Exercise inputs Start Marker

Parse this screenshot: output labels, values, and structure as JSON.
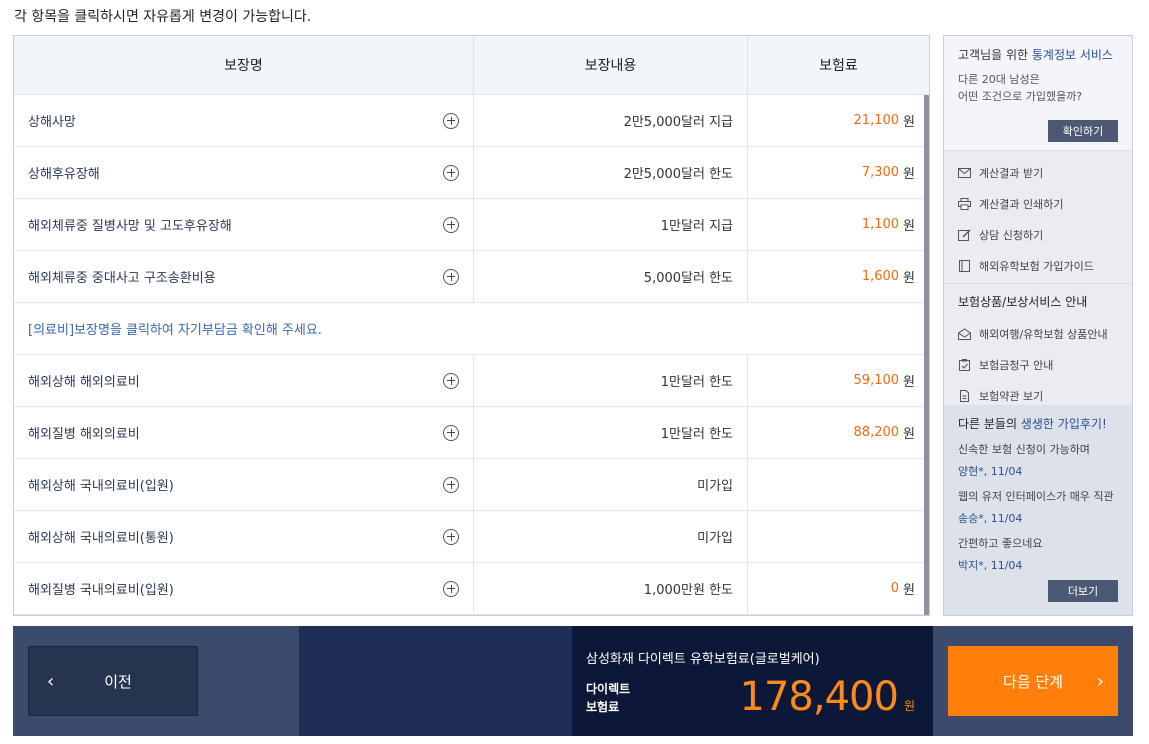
{
  "instruction": "각 항목을 클릭하시면 자유롭게 변경이 가능합니다.",
  "table": {
    "headers": {
      "name": "보장명",
      "content": "보장내용",
      "premium": "보험료"
    },
    "currency": "원",
    "rows_top": [
      {
        "name": "상해사망",
        "content": "2만5,000달러 지급",
        "premium": "21,100"
      },
      {
        "name": "상해후유장해",
        "content": "2만5,000달러 한도",
        "premium": "7,300"
      },
      {
        "name": "해외체류중 질병사망 및 고도후유장해",
        "content": "1만달러 지급",
        "premium": "1,100"
      },
      {
        "name": "해외체류중 중대사고 구조송환비용",
        "content": "5,000달러 한도",
        "premium": "1,600"
      }
    ],
    "notice": "[의료비]보장명을 클릭하여 자기부담금 확인해 주세요.",
    "rows_medical": [
      {
        "name": "해외상해 해외의료비",
        "content": "1만달러 한도",
        "premium": "59,100"
      },
      {
        "name": "해외질병 해외의료비",
        "content": "1만달러 한도",
        "premium": "88,200"
      },
      {
        "name": "해외상해 국내의료비(입원)",
        "content": "미가입",
        "premium": ""
      },
      {
        "name": "해외상해 국내의료비(통원)",
        "content": "미가입",
        "premium": ""
      },
      {
        "name": "해외질병 국내의료비(입원)",
        "content": "1,000만원 한도",
        "premium": "0"
      }
    ]
  },
  "side": {
    "stats_title_prefix": "고객님을 위한 ",
    "stats_title_highlight": "통계정보 서비스",
    "stats_desc_1": "다른 20대 남성은",
    "stats_desc_2": "어떤 조건으로 가입했을까?",
    "confirm_label": "확인하기",
    "actions": [
      {
        "label": "계산결과 받기",
        "icon": "mail-icon"
      },
      {
        "label": "계산결과 인쇄하기",
        "icon": "print-icon"
      },
      {
        "label": "상담 신청하기",
        "icon": "edit-icon"
      },
      {
        "label": "해외유학보험 가입가이드",
        "icon": "book-icon"
      }
    ],
    "services_title": "보험상품/보상서비스 안내",
    "services": [
      {
        "label": "해외여행/유학보험 상품안내",
        "icon": "open-mail-icon"
      },
      {
        "label": "보험금청구 안내",
        "icon": "clipboard-icon"
      },
      {
        "label": "보험약관 보기",
        "icon": "document-icon"
      }
    ],
    "reviews_title_prefix": "다른 분들의 ",
    "reviews_title_highlight": "생생한 가입후기!",
    "reviews": [
      {
        "text": "신속한 보험 신청이 가능하며",
        "meta": "양현*, 11/04"
      },
      {
        "text": "웹의 유저 인터페이스가 매우 직관",
        "meta": "송승*, 11/04"
      },
      {
        "text": "간편하고 좋으네요",
        "meta": "박지*, 11/04"
      }
    ],
    "more_label": "더보기"
  },
  "bottom": {
    "prev_label": "이전",
    "product_name": "삼성화재 다이렉트 유학보험료(글로벌케어)",
    "total_label_1": "다이렉트",
    "total_label_2": "보험료",
    "total_amount": "178,400",
    "total_unit": "원",
    "next_label": "다음 단계"
  },
  "colors": {
    "premium_orange": "#f06a0f",
    "next_button": "#ff7f0a",
    "bottom_dark": "#0d1838",
    "accent_blue": "#2e4f8f"
  }
}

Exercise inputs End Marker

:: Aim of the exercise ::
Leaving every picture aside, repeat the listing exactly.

:: Final answer ::
Parse this screenshot: output labels, values, and structure as JSON.
{
  "instruction": "각 항목을 클릭하시면 자유롭게 변경이 가능합니다.",
  "table": {
    "headers": {
      "name": "보장명",
      "content": "보장내용",
      "premium": "보험료"
    },
    "currency": "원",
    "rows_top": [
      {
        "name": "상해사망",
        "content": "2만5,000달러 지급",
        "premium": "21,100"
      },
      {
        "name": "상해후유장해",
        "content": "2만5,000달러 한도",
        "premium": "7,300"
      },
      {
        "name": "해외체류중 질병사망 및 고도후유장해",
        "content": "1만달러 지급",
        "premium": "1,100"
      },
      {
        "name": "해외체류중 중대사고 구조송환비용",
        "content": "5,000달러 한도",
        "premium": "1,600"
      }
    ],
    "notice": "[의료비]보장명을 클릭하여 자기부담금 확인해 주세요.",
    "rows_medical": [
      {
        "name": "해외상해 해외의료비",
        "content": "1만달러 한도",
        "premium": "59,100"
      },
      {
        "name": "해외질병 해외의료비",
        "content": "1만달러 한도",
        "premium": "88,200"
      },
      {
        "name": "해외상해 국내의료비(입원)",
        "content": "미가입",
        "premium": ""
      },
      {
        "name": "해외상해 국내의료비(통원)",
        "content": "미가입",
        "premium": ""
      },
      {
        "name": "해외질병 국내의료비(입원)",
        "content": "1,000만원 한도",
        "premium": "0"
      }
    ]
  },
  "side": {
    "stats_title_prefix": "고객님을 위한 ",
    "stats_title_highlight": "통계정보 서비스",
    "stats_desc_1": "다른 20대 남성은",
    "stats_desc_2": "어떤 조건으로 가입했을까?",
    "confirm_label": "확인하기",
    "actions": [
      {
        "label": "계산결과 받기",
        "icon": "mail-icon"
      },
      {
        "label": "계산결과 인쇄하기",
        "icon": "print-icon"
      },
      {
        "label": "상담 신청하기",
        "icon": "edit-icon"
      },
      {
        "label": "해외유학보험 가입가이드",
        "icon": "book-icon"
      }
    ],
    "services_title": "보험상품/보상서비스 안내",
    "services": [
      {
        "label": "해외여행/유학보험 상품안내",
        "icon": "open-mail-icon"
      },
      {
        "label": "보험금청구 안내",
        "icon": "clipboard-icon"
      },
      {
        "label": "보험약관 보기",
        "icon": "document-icon"
      }
    ],
    "reviews_title_prefix": "다른 분들의 ",
    "reviews_title_highlight": "생생한 가입후기!",
    "reviews": [
      {
        "text": "신속한 보험 신청이 가능하며",
        "meta": "양현*, 11/04"
      },
      {
        "text": "웹의 유저 인터페이스가 매우 직관",
        "meta": "송승*, 11/04"
      },
      {
        "text": "간편하고 좋으네요",
        "meta": "박지*, 11/04"
      }
    ],
    "more_label": "더보기"
  },
  "bottom": {
    "prev_label": "이전",
    "product_name": "삼성화재 다이렉트 유학보험료(글로벌케어)",
    "total_label_1": "다이렉트",
    "total_label_2": "보험료",
    "total_amount": "178,400",
    "total_unit": "원",
    "next_label": "다음 단계"
  },
  "colors": {
    "premium_orange": "#f06a0f",
    "next_button": "#ff7f0a",
    "bottom_dark": "#0d1838",
    "accent_blue": "#2e4f8f"
  }
}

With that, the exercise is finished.